Task objective:
How many lines in the records below include "Greater"? Answer with the number only.

Dataset excerpts:
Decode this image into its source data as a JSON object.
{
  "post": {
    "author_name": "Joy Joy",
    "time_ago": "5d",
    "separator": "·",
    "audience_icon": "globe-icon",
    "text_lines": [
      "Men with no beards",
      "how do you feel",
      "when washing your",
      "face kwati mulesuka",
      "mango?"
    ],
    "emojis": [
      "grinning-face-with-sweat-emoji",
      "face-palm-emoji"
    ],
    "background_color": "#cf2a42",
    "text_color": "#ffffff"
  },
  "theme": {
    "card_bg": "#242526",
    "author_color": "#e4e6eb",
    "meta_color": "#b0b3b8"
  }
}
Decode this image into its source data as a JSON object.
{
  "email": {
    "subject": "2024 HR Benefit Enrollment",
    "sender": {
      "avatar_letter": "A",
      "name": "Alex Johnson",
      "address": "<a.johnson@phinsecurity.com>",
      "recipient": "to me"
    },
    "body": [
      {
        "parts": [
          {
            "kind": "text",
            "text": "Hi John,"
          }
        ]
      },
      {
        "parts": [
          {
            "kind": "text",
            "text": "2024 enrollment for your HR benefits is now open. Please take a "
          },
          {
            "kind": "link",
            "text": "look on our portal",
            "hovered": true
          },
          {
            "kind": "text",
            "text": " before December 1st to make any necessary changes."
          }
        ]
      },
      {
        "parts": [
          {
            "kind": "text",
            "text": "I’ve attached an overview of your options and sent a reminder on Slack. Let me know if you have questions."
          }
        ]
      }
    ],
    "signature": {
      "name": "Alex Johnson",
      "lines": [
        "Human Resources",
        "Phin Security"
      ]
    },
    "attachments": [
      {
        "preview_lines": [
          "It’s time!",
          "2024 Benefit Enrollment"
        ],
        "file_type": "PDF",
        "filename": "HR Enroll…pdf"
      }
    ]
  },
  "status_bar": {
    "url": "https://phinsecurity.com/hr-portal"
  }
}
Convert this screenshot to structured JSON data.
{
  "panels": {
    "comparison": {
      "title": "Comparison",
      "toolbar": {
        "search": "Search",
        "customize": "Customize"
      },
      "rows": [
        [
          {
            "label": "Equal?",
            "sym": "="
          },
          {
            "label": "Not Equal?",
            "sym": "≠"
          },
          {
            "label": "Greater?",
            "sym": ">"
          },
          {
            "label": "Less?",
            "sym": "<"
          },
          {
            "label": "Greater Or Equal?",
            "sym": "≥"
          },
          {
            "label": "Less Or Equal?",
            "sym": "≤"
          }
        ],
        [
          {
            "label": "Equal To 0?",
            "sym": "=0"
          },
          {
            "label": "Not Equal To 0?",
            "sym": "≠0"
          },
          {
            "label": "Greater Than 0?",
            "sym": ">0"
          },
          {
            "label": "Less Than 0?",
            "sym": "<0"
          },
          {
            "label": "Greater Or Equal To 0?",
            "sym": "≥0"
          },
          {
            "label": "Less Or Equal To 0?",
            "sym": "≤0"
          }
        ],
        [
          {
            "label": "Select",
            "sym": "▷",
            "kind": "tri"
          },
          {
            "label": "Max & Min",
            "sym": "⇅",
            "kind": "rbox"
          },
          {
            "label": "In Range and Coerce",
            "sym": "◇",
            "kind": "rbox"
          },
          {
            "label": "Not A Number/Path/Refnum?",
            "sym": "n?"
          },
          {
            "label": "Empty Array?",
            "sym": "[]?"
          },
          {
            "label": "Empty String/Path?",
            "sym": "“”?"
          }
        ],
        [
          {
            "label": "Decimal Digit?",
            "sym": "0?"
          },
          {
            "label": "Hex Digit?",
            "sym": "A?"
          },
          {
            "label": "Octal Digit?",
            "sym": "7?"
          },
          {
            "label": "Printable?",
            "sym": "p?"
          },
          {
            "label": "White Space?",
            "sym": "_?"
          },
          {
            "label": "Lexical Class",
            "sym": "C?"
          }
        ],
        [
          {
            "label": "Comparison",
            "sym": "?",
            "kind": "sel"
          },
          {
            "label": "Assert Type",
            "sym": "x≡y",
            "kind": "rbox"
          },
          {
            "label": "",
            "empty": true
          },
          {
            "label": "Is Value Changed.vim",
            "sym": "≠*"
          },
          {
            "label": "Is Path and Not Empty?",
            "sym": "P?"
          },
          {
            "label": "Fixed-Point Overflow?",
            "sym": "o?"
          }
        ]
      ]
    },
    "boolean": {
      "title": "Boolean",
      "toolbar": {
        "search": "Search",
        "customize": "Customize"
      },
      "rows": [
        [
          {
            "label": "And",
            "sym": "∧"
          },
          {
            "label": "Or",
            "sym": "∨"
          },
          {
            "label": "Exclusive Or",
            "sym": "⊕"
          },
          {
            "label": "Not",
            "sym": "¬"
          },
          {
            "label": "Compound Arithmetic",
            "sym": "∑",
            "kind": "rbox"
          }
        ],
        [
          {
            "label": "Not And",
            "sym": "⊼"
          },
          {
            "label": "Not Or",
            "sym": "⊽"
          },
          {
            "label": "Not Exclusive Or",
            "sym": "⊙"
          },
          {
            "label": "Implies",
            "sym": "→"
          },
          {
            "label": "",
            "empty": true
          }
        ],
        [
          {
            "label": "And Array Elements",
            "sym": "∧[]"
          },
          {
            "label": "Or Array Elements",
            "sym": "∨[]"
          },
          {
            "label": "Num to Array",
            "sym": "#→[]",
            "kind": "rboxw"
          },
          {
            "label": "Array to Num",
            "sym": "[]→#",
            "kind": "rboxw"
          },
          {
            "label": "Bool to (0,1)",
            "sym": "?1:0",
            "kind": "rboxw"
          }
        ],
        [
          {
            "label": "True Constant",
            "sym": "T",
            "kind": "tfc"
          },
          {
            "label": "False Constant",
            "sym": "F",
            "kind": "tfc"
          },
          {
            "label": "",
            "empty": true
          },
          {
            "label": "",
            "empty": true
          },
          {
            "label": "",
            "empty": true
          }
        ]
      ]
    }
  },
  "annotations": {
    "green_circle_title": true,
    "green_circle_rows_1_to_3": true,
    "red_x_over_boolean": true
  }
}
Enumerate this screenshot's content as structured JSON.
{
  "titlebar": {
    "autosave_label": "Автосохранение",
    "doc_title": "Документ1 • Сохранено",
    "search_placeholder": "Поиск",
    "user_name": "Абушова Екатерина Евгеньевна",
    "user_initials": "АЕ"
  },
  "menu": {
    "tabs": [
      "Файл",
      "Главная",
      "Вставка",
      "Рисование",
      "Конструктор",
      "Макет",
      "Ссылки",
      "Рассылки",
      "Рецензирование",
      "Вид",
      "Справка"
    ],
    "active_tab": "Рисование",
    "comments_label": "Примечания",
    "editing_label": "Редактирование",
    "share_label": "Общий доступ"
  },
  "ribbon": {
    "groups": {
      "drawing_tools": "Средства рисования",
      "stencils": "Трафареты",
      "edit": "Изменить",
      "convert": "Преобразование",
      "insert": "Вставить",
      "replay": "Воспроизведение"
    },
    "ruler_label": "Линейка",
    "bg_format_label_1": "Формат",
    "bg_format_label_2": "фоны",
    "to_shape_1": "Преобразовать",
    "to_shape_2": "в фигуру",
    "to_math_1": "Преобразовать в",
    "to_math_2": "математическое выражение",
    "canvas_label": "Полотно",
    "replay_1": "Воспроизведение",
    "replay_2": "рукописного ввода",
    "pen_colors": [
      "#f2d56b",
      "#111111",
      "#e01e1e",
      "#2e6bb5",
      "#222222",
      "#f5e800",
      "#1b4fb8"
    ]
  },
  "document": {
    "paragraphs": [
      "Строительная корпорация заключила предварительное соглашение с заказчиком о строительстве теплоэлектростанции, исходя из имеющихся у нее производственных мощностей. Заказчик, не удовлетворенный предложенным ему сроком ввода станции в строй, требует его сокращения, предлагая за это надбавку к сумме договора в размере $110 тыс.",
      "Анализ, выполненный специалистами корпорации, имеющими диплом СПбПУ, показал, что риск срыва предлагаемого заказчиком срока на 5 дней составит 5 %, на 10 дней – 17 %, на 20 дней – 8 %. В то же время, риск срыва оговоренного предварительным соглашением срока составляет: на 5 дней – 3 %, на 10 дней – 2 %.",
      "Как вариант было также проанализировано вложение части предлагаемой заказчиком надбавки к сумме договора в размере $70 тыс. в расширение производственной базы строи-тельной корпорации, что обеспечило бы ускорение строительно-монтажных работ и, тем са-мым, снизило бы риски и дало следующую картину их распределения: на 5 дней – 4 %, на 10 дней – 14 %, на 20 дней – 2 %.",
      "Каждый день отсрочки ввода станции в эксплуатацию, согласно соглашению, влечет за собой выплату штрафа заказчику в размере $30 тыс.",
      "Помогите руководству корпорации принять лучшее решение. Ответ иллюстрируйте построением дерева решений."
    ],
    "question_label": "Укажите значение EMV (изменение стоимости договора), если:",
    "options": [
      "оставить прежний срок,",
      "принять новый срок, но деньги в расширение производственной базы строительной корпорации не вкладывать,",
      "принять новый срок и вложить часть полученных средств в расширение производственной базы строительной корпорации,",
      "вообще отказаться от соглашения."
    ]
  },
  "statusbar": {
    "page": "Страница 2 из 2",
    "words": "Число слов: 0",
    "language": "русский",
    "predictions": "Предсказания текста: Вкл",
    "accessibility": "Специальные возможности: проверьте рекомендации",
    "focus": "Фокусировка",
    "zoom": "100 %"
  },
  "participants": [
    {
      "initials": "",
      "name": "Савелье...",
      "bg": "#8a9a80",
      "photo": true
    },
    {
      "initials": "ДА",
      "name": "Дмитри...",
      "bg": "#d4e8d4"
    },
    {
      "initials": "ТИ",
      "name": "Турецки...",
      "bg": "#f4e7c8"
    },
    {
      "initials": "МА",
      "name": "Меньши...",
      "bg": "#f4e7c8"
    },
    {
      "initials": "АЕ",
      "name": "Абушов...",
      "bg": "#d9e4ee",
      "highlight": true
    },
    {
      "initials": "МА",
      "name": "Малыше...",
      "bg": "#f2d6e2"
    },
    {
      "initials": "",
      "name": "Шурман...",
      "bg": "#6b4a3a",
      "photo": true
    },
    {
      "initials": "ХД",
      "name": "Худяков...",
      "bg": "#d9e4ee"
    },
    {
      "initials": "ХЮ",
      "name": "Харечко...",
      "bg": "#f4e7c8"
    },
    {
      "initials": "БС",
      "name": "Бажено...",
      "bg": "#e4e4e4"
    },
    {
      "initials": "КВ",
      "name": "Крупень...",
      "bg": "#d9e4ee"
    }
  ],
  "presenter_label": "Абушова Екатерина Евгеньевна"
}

Response to the task:
4